Exercise details - Please count how many lines below contain the word "media" and reply with only that number.

Source records -
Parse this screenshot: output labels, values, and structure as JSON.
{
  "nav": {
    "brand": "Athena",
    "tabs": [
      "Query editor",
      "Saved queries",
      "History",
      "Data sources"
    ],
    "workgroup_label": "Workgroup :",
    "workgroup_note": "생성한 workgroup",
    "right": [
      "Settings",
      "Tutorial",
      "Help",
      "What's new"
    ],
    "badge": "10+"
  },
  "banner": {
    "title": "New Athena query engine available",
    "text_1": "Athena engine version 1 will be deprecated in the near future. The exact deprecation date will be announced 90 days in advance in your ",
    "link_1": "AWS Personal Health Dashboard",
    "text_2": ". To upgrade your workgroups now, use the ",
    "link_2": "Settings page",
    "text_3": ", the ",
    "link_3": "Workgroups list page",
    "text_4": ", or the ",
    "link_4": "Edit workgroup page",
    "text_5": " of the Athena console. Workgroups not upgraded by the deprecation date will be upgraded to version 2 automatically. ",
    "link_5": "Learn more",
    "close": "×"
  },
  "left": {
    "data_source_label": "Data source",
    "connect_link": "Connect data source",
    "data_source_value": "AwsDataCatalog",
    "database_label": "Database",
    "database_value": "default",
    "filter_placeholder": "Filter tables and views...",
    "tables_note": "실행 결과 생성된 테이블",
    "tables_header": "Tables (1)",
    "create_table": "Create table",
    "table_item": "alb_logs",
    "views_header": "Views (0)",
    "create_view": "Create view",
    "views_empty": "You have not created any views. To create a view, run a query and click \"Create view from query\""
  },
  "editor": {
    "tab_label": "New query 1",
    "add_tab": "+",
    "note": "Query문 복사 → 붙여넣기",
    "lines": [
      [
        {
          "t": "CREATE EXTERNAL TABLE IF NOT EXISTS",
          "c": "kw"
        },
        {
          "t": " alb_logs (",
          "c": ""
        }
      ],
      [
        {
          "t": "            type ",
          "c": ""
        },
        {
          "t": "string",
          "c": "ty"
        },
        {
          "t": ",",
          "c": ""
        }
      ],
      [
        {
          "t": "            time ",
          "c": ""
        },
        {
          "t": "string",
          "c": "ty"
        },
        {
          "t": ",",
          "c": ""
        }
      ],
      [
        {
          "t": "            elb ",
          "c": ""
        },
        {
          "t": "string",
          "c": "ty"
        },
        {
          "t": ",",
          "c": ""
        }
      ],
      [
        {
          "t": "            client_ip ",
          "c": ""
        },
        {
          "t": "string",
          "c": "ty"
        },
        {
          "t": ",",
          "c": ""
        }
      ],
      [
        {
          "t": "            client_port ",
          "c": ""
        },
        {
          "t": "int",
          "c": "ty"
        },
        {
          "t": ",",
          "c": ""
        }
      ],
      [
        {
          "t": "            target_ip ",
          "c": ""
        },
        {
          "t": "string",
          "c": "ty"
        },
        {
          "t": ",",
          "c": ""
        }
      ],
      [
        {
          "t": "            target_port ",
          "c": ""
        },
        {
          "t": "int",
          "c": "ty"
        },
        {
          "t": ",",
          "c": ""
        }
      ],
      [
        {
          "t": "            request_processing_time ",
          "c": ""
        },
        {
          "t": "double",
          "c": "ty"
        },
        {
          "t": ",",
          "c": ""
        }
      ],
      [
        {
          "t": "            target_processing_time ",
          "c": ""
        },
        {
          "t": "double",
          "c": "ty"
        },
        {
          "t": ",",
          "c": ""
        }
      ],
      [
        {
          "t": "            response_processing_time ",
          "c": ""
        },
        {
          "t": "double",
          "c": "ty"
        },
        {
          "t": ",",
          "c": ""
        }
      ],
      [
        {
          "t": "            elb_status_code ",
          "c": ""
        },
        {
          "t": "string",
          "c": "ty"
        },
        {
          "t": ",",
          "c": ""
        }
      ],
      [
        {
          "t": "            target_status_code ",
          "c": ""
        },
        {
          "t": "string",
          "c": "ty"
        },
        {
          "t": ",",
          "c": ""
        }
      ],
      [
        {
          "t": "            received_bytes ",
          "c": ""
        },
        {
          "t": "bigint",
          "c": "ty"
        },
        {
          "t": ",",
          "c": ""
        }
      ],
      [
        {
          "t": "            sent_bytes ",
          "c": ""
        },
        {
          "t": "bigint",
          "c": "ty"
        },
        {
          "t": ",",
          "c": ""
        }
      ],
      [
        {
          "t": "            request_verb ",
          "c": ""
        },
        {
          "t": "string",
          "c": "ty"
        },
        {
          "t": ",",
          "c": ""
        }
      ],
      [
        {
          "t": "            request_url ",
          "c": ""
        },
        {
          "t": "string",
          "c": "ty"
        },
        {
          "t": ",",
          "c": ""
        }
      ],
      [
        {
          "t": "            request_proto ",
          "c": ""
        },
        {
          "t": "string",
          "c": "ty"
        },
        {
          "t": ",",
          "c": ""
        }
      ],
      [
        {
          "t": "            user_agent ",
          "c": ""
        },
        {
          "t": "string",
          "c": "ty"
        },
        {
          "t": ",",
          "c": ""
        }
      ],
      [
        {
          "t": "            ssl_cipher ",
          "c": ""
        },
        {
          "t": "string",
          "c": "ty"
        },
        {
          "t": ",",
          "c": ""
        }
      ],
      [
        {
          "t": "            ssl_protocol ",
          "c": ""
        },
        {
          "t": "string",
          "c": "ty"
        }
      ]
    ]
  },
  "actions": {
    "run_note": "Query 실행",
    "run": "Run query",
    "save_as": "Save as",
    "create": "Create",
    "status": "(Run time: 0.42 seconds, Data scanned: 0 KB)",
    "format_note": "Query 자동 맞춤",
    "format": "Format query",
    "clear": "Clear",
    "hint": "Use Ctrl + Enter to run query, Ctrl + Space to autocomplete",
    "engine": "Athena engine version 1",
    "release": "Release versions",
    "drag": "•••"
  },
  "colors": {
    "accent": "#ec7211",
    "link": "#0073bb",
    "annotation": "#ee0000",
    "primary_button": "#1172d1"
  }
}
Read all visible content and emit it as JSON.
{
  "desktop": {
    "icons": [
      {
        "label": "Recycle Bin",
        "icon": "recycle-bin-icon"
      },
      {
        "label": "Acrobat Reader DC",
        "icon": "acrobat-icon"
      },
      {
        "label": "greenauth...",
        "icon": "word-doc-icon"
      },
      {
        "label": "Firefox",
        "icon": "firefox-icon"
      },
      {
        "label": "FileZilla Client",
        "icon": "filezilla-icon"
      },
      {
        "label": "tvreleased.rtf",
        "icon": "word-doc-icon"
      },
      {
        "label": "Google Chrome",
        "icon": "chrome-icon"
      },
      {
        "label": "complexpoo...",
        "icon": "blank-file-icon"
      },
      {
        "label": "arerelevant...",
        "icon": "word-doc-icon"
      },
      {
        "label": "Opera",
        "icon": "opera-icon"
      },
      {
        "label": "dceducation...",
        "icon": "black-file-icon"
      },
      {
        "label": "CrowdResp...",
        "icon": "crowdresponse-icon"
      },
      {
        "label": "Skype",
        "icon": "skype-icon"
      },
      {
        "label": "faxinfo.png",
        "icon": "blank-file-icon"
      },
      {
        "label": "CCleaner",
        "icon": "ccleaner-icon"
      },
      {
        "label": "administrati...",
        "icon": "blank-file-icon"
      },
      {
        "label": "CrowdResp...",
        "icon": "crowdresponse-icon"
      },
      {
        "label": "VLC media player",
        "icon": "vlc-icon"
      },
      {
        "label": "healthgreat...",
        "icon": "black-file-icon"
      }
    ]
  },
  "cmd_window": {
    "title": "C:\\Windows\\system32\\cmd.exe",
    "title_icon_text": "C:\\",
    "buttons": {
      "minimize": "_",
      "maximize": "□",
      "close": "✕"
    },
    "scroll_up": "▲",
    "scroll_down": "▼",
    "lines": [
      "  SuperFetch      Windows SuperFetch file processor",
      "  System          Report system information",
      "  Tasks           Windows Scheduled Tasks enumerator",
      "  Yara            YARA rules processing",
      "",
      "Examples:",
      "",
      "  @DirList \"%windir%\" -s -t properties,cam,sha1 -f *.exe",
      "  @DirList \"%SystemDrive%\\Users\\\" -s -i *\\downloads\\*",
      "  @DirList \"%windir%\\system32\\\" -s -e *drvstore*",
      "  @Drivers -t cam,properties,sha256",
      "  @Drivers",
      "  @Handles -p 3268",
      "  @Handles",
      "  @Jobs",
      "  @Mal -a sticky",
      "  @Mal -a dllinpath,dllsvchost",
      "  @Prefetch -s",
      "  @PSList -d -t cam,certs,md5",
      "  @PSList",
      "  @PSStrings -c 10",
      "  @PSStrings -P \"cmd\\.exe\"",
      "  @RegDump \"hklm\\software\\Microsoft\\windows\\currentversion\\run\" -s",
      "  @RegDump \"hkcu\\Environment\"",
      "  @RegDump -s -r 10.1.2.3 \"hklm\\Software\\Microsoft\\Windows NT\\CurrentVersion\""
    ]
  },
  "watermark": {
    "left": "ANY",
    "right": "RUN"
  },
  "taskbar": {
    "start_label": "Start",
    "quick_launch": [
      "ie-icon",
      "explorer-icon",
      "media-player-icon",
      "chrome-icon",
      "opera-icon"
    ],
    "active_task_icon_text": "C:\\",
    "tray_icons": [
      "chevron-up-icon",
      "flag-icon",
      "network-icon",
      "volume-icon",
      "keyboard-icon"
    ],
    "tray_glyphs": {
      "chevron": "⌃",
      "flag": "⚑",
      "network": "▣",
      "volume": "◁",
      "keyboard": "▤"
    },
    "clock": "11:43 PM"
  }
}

Solution to this exercise - 2